[[ Input data, beginning ]]

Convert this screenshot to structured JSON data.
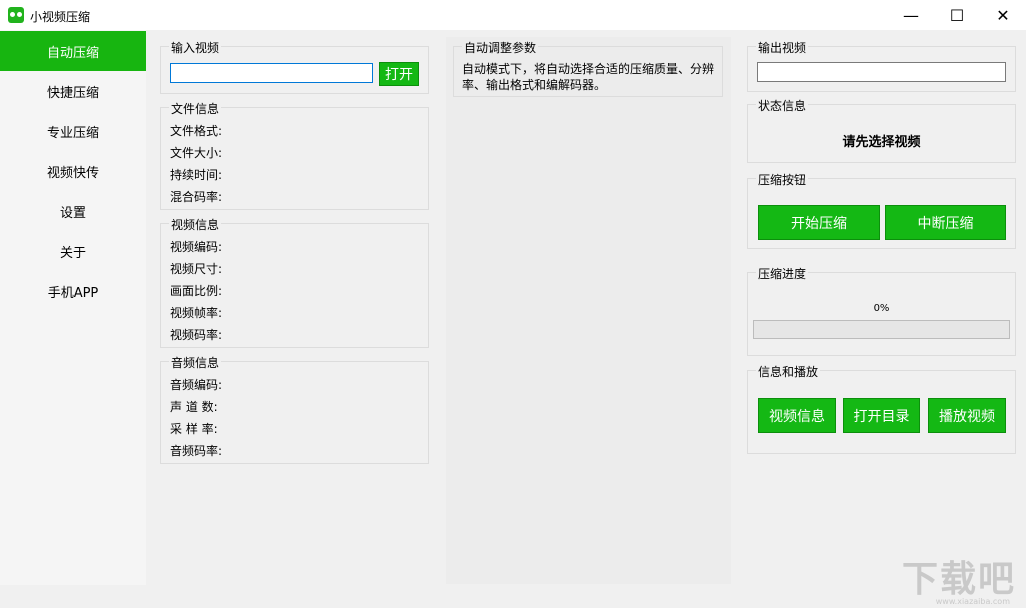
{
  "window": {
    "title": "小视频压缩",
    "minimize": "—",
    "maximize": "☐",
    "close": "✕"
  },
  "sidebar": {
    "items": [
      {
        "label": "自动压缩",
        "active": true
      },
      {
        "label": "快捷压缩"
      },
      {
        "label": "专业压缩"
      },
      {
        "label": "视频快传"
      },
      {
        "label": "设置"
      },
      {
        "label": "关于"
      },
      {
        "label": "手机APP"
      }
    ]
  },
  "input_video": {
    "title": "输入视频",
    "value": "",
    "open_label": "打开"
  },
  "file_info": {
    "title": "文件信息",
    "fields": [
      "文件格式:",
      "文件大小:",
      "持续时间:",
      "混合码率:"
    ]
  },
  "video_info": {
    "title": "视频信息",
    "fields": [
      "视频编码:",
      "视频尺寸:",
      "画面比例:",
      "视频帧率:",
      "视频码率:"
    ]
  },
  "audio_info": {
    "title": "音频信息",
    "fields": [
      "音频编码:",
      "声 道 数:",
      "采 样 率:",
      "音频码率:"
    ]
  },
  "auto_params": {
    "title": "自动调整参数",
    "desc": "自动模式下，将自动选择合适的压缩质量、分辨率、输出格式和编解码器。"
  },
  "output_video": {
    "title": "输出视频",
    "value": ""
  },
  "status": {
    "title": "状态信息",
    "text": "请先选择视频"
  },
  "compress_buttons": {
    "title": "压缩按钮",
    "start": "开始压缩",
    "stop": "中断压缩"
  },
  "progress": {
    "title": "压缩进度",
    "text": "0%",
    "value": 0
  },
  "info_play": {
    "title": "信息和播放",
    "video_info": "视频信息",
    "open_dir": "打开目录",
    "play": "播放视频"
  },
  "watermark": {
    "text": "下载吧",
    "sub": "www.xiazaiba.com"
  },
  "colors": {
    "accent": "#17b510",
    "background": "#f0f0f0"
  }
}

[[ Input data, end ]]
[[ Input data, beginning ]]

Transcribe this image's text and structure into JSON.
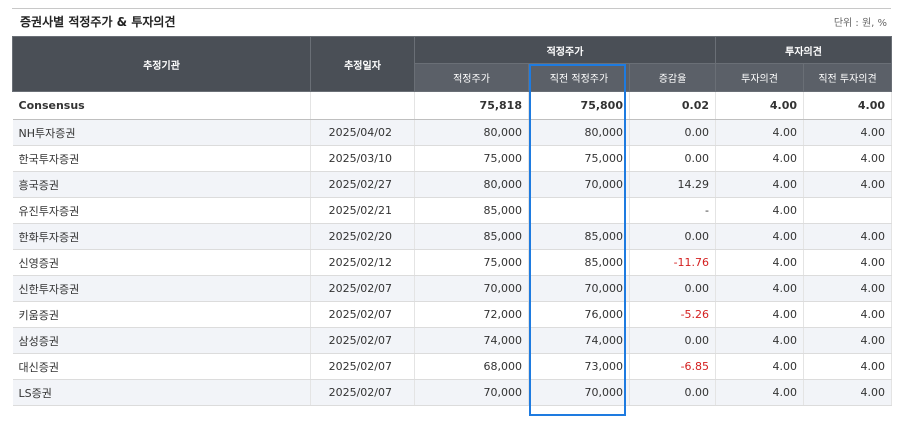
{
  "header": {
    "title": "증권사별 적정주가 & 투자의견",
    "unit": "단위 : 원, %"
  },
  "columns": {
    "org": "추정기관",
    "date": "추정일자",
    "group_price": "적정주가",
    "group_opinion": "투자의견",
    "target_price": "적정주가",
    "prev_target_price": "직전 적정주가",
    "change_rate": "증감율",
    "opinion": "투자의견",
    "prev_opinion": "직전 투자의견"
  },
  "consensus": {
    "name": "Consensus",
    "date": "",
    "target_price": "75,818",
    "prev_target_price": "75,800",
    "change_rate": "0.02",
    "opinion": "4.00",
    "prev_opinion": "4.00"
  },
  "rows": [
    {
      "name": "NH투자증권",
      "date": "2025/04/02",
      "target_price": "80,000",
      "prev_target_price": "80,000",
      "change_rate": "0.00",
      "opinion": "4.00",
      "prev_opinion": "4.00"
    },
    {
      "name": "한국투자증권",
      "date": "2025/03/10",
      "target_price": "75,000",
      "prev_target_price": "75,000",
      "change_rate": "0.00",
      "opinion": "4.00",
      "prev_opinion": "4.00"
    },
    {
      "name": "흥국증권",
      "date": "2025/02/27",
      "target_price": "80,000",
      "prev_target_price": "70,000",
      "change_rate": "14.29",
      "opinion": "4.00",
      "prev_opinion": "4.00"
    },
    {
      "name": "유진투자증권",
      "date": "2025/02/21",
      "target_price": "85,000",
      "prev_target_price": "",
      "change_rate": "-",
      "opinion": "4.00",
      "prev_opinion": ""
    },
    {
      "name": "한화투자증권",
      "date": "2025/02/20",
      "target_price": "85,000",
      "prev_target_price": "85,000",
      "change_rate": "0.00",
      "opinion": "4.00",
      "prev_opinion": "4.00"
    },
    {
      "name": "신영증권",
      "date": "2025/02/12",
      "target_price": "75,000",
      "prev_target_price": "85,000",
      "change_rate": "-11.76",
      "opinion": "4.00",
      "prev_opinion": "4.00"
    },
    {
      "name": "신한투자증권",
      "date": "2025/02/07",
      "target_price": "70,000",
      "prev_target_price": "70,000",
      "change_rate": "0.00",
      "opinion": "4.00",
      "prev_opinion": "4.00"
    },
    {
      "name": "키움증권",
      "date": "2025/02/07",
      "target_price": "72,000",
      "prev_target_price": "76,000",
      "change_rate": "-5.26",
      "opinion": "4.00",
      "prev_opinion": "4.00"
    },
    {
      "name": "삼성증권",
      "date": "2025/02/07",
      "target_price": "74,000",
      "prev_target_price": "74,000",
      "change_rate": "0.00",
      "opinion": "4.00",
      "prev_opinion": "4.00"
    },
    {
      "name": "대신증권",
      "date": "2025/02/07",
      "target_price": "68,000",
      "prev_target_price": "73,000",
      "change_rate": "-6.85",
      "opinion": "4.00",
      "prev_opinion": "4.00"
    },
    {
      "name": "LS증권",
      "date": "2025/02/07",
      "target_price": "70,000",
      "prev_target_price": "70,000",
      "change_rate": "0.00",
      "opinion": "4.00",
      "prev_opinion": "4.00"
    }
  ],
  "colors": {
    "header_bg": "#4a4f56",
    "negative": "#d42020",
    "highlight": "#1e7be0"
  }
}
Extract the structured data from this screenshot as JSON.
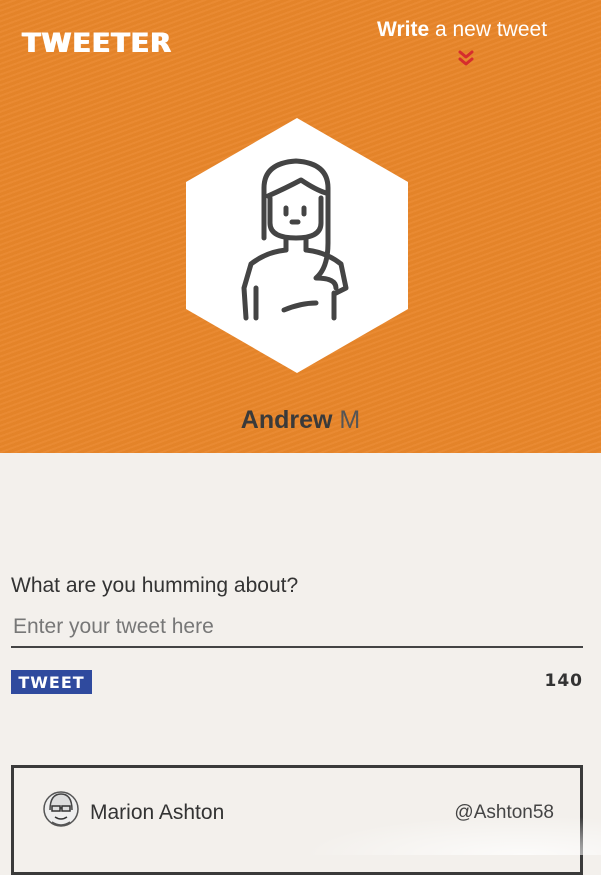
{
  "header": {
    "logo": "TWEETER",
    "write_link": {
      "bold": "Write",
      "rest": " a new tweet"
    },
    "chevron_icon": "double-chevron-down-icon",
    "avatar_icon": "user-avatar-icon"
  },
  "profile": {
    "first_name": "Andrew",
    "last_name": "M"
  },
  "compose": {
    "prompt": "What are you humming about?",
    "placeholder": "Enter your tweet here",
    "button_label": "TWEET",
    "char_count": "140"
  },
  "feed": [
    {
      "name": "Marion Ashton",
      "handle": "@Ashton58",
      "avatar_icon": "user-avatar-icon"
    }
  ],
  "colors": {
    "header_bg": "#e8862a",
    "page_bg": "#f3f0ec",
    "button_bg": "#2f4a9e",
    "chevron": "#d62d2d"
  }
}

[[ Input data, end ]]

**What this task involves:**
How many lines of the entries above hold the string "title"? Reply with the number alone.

**Task output:**
12